» What the task asks:
A faithful copy of every entry, with the pictures removed, is what is needed here.

» Record excerpts:
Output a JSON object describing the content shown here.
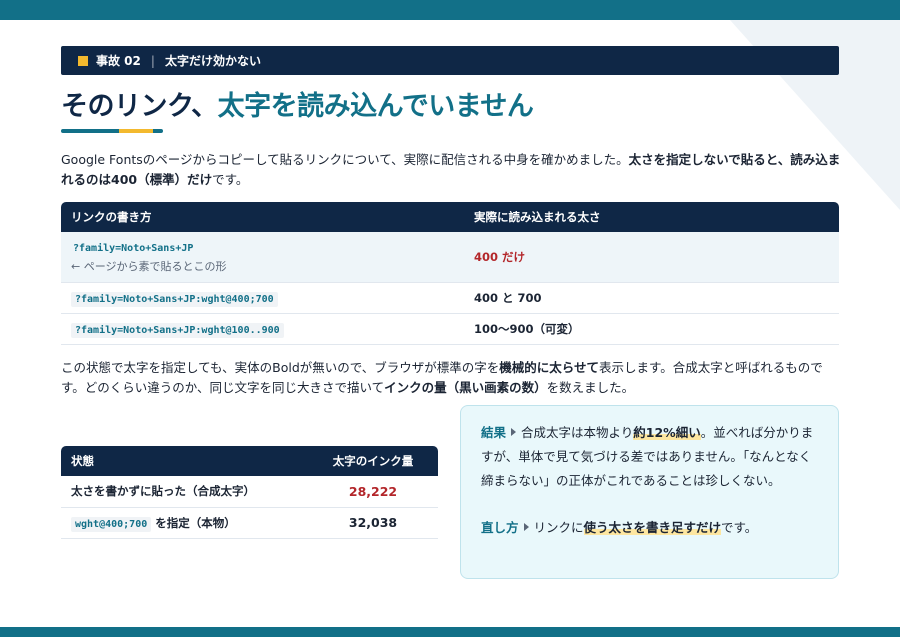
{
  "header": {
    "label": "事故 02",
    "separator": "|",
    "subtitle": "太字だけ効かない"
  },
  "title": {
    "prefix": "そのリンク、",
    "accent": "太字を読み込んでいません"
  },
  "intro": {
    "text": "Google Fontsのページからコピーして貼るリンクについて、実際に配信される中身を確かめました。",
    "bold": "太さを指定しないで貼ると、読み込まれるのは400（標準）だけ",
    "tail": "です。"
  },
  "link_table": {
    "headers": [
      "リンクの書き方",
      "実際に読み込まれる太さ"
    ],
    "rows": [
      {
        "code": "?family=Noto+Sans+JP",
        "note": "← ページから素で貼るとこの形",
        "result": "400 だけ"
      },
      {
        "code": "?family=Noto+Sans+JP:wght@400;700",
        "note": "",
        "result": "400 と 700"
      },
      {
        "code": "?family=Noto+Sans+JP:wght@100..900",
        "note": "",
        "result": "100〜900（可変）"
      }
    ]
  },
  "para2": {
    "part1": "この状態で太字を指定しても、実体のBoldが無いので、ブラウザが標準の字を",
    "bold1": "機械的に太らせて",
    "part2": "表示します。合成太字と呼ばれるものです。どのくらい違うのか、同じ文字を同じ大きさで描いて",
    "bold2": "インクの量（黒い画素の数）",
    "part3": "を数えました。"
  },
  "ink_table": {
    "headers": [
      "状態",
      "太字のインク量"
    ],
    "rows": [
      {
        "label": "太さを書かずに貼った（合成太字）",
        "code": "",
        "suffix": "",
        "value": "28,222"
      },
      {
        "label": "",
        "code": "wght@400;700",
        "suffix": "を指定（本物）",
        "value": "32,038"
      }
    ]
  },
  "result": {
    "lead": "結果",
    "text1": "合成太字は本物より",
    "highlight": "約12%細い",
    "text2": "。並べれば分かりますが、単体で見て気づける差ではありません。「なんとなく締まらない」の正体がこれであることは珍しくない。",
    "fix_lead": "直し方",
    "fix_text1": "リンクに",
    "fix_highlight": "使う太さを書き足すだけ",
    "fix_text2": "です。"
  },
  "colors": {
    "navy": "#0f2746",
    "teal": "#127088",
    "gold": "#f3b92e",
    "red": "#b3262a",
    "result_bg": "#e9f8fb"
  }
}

» Answer below:
Output a JSON object describing the content shown here.
{
  "header": {
    "label": "事故 02",
    "separator": "|",
    "subtitle": "太字だけ効かない"
  },
  "title": {
    "prefix": "そのリンク、",
    "accent": "太字を読み込んでいません"
  },
  "intro": {
    "text": "Google Fontsのページからコピーして貼るリンクについて、実際に配信される中身を確かめました。",
    "bold": "太さを指定しないで貼ると、読み込まれるのは400（標準）だけ",
    "tail": "です。"
  },
  "link_table": {
    "headers": [
      "リンクの書き方",
      "実際に読み込まれる太さ"
    ],
    "rows": [
      {
        "code": "?family=Noto+Sans+JP",
        "note": "← ページから素で貼るとこの形",
        "result": "400 だけ"
      },
      {
        "code": "?family=Noto+Sans+JP:wght@400;700",
        "note": "",
        "result": "400 と 700"
      },
      {
        "code": "?family=Noto+Sans+JP:wght@100..900",
        "note": "",
        "result": "100〜900（可変）"
      }
    ]
  },
  "para2": {
    "part1": "この状態で太字を指定しても、実体のBoldが無いので、ブラウザが標準の字を",
    "bold1": "機械的に太らせて",
    "part2": "表示します。合成太字と呼ばれるものです。どのくらい違うのか、同じ文字を同じ大きさで描いて",
    "bold2": "インクの量（黒い画素の数）",
    "part3": "を数えました。"
  },
  "ink_table": {
    "headers": [
      "状態",
      "太字のインク量"
    ],
    "rows": [
      {
        "label": "太さを書かずに貼った（合成太字）",
        "code": "",
        "suffix": "",
        "value": "28,222"
      },
      {
        "label": "",
        "code": "wght@400;700",
        "suffix": "を指定（本物）",
        "value": "32,038"
      }
    ]
  },
  "result": {
    "lead": "結果",
    "text1": "合成太字は本物より",
    "highlight": "約12%細い",
    "text2": "。並べれば分かりますが、単体で見て気づける差ではありません。「なんとなく締まらない」の正体がこれであることは珍しくない。",
    "fix_lead": "直し方",
    "fix_text1": "リンクに",
    "fix_highlight": "使う太さを書き足すだけ",
    "fix_text2": "です。"
  },
  "colors": {
    "navy": "#0f2746",
    "teal": "#127088",
    "gold": "#f3b92e",
    "red": "#b3262a",
    "result_bg": "#e9f8fb"
  }
}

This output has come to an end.